■ **WORK REQUIRED**: Give every entry again, unchanged, and leave its images out.

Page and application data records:

*** Block opens ***

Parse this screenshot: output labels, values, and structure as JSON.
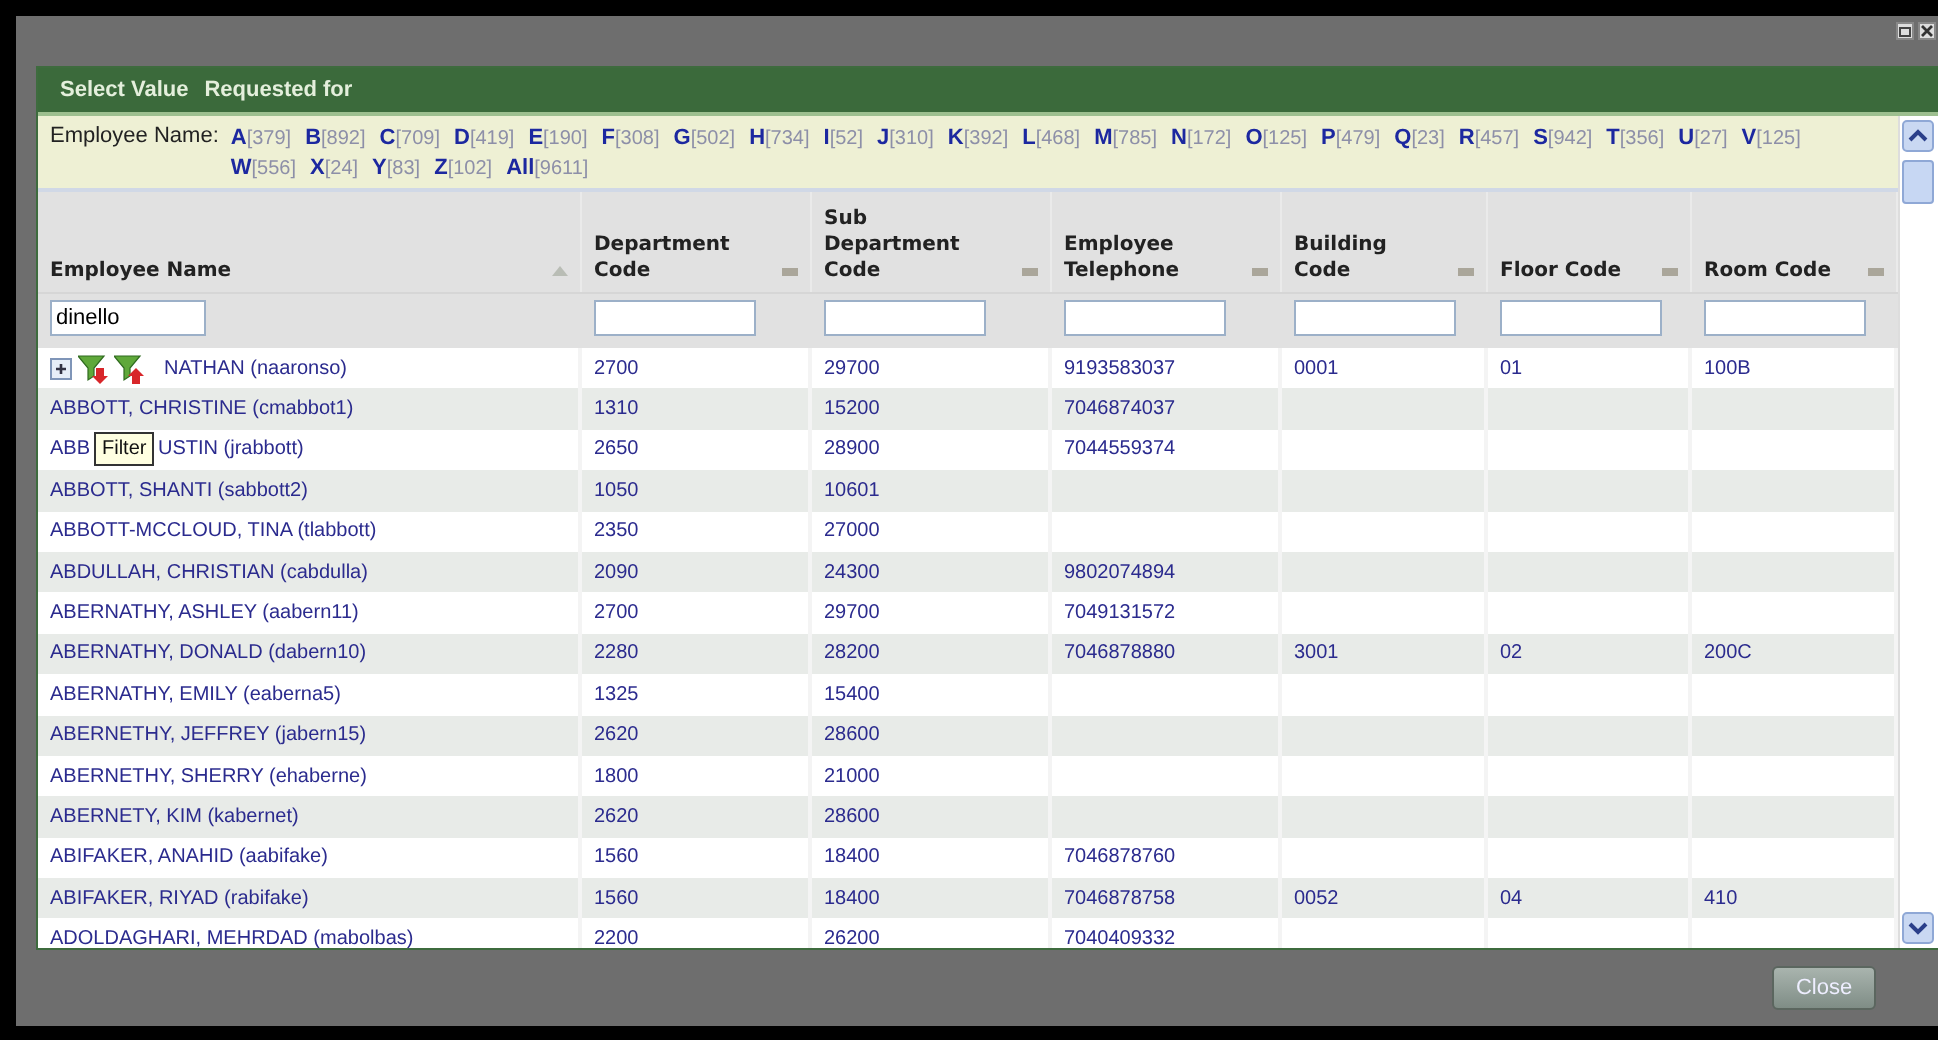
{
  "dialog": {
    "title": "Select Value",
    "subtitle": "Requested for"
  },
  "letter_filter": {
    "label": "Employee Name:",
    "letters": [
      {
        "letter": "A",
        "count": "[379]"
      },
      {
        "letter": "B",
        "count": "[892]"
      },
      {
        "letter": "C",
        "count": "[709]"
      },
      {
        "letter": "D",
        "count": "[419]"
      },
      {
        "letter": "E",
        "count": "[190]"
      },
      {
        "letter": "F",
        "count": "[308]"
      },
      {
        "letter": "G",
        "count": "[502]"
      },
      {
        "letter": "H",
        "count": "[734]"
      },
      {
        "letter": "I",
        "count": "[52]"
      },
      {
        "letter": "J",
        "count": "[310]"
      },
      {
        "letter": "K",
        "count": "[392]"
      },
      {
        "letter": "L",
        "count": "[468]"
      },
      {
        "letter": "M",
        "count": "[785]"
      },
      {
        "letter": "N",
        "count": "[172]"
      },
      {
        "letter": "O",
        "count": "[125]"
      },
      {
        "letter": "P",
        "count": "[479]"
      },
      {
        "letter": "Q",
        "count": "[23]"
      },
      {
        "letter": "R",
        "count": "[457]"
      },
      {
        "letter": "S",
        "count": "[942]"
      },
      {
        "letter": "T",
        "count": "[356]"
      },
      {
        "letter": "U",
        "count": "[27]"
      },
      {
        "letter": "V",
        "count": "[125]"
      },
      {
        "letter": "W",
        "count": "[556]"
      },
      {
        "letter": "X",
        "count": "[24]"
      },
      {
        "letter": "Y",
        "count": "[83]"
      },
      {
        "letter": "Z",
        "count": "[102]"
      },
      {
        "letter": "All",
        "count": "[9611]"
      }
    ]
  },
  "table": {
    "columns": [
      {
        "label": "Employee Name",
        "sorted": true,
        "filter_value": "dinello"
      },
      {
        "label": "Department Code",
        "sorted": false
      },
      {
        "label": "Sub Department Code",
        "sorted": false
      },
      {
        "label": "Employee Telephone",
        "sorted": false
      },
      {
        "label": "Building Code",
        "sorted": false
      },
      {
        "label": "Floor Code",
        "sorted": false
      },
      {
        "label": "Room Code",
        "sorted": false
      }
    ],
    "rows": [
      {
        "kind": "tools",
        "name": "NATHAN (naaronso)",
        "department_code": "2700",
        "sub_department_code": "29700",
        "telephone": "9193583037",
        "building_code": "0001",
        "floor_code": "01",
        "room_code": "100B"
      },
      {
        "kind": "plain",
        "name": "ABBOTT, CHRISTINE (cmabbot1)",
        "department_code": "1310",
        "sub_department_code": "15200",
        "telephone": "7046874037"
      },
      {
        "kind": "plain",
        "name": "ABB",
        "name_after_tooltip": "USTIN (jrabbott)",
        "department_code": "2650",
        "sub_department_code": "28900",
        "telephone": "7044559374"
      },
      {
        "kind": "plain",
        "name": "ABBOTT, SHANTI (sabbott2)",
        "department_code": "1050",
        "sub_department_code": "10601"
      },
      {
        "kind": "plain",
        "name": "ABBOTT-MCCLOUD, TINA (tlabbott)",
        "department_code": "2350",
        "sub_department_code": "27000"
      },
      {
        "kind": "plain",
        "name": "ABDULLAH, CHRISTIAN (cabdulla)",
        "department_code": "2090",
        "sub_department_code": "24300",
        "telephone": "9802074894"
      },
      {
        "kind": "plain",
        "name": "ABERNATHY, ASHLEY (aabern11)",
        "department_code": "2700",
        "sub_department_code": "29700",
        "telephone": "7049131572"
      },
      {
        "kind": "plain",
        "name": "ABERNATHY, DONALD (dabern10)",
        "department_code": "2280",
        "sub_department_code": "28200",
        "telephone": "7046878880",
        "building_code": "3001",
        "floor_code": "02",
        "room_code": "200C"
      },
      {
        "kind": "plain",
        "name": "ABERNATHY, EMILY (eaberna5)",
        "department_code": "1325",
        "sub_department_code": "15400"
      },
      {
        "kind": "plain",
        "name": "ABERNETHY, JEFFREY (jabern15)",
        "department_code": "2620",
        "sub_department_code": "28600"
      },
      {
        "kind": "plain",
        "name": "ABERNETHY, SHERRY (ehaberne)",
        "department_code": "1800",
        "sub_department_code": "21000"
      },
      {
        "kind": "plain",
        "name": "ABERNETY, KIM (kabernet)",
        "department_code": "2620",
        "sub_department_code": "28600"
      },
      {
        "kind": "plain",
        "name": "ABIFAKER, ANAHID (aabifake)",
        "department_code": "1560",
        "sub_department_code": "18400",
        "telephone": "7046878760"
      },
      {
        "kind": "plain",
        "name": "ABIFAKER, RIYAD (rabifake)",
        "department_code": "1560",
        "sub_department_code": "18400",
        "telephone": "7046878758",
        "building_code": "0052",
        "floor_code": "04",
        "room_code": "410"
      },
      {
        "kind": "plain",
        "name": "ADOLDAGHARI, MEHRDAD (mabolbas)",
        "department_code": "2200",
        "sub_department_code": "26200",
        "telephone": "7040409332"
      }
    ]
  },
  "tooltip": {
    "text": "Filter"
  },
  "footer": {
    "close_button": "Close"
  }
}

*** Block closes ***

■ **TASK OUTPUT**:
Parse this screenshot: output labels, values, and structure as JSON.
{
  "dialog": {
    "title": "Select Value",
    "subtitle": "Requested for"
  },
  "letter_filter": {
    "label": "Employee Name:",
    "letters": [
      {
        "letter": "A",
        "count": "[379]"
      },
      {
        "letter": "B",
        "count": "[892]"
      },
      {
        "letter": "C",
        "count": "[709]"
      },
      {
        "letter": "D",
        "count": "[419]"
      },
      {
        "letter": "E",
        "count": "[190]"
      },
      {
        "letter": "F",
        "count": "[308]"
      },
      {
        "letter": "G",
        "count": "[502]"
      },
      {
        "letter": "H",
        "count": "[734]"
      },
      {
        "letter": "I",
        "count": "[52]"
      },
      {
        "letter": "J",
        "count": "[310]"
      },
      {
        "letter": "K",
        "count": "[392]"
      },
      {
        "letter": "L",
        "count": "[468]"
      },
      {
        "letter": "M",
        "count": "[785]"
      },
      {
        "letter": "N",
        "count": "[172]"
      },
      {
        "letter": "O",
        "count": "[125]"
      },
      {
        "letter": "P",
        "count": "[479]"
      },
      {
        "letter": "Q",
        "count": "[23]"
      },
      {
        "letter": "R",
        "count": "[457]"
      },
      {
        "letter": "S",
        "count": "[942]"
      },
      {
        "letter": "T",
        "count": "[356]"
      },
      {
        "letter": "U",
        "count": "[27]"
      },
      {
        "letter": "V",
        "count": "[125]"
      },
      {
        "letter": "W",
        "count": "[556]"
      },
      {
        "letter": "X",
        "count": "[24]"
      },
      {
        "letter": "Y",
        "count": "[83]"
      },
      {
        "letter": "Z",
        "count": "[102]"
      },
      {
        "letter": "All",
        "count": "[9611]"
      }
    ]
  },
  "table": {
    "columns": [
      {
        "label": "Employee Name",
        "sorted": true,
        "filter_value": "dinello"
      },
      {
        "label": "Department Code",
        "sorted": false
      },
      {
        "label": "Sub Department Code",
        "sorted": false
      },
      {
        "label": "Employee Telephone",
        "sorted": false
      },
      {
        "label": "Building Code",
        "sorted": false
      },
      {
        "label": "Floor Code",
        "sorted": false
      },
      {
        "label": "Room Code",
        "sorted": false
      }
    ],
    "rows": [
      {
        "kind": "tools",
        "name": "NATHAN (naaronso)",
        "department_code": "2700",
        "sub_department_code": "29700",
        "telephone": "9193583037",
        "building_code": "0001",
        "floor_code": "01",
        "room_code": "100B"
      },
      {
        "kind": "plain",
        "name": "ABBOTT, CHRISTINE (cmabbot1)",
        "department_code": "1310",
        "sub_department_code": "15200",
        "telephone": "7046874037"
      },
      {
        "kind": "plain",
        "name": "ABB",
        "name_after_tooltip": "USTIN (jrabbott)",
        "department_code": "2650",
        "sub_department_code": "28900",
        "telephone": "7044559374"
      },
      {
        "kind": "plain",
        "name": "ABBOTT, SHANTI (sabbott2)",
        "department_code": "1050",
        "sub_department_code": "10601"
      },
      {
        "kind": "plain",
        "name": "ABBOTT-MCCLOUD, TINA (tlabbott)",
        "department_code": "2350",
        "sub_department_code": "27000"
      },
      {
        "kind": "plain",
        "name": "ABDULLAH, CHRISTIAN (cabdulla)",
        "department_code": "2090",
        "sub_department_code": "24300",
        "telephone": "9802074894"
      },
      {
        "kind": "plain",
        "name": "ABERNATHY, ASHLEY (aabern11)",
        "department_code": "2700",
        "sub_department_code": "29700",
        "telephone": "7049131572"
      },
      {
        "kind": "plain",
        "name": "ABERNATHY, DONALD (dabern10)",
        "department_code": "2280",
        "sub_department_code": "28200",
        "telephone": "7046878880",
        "building_code": "3001",
        "floor_code": "02",
        "room_code": "200C"
      },
      {
        "kind": "plain",
        "name": "ABERNATHY, EMILY (eaberna5)",
        "department_code": "1325",
        "sub_department_code": "15400"
      },
      {
        "kind": "plain",
        "name": "ABERNETHY, JEFFREY (jabern15)",
        "department_code": "2620",
        "sub_department_code": "28600"
      },
      {
        "kind": "plain",
        "name": "ABERNETHY, SHERRY (ehaberne)",
        "department_code": "1800",
        "sub_department_code": "21000"
      },
      {
        "kind": "plain",
        "name": "ABERNETY, KIM (kabernet)",
        "department_code": "2620",
        "sub_department_code": "28600"
      },
      {
        "kind": "plain",
        "name": "ABIFAKER, ANAHID (aabifake)",
        "department_code": "1560",
        "sub_department_code": "18400",
        "telephone": "7046878760"
      },
      {
        "kind": "plain",
        "name": "ABIFAKER, RIYAD (rabifake)",
        "department_code": "1560",
        "sub_department_code": "18400",
        "telephone": "7046878758",
        "building_code": "0052",
        "floor_code": "04",
        "room_code": "410"
      },
      {
        "kind": "plain",
        "name": "ADOLDAGHARI, MEHRDAD (mabolbas)",
        "department_code": "2200",
        "sub_department_code": "26200",
        "telephone": "7040409332"
      }
    ]
  },
  "tooltip": {
    "text": "Filter"
  },
  "footer": {
    "close_button": "Close"
  }
}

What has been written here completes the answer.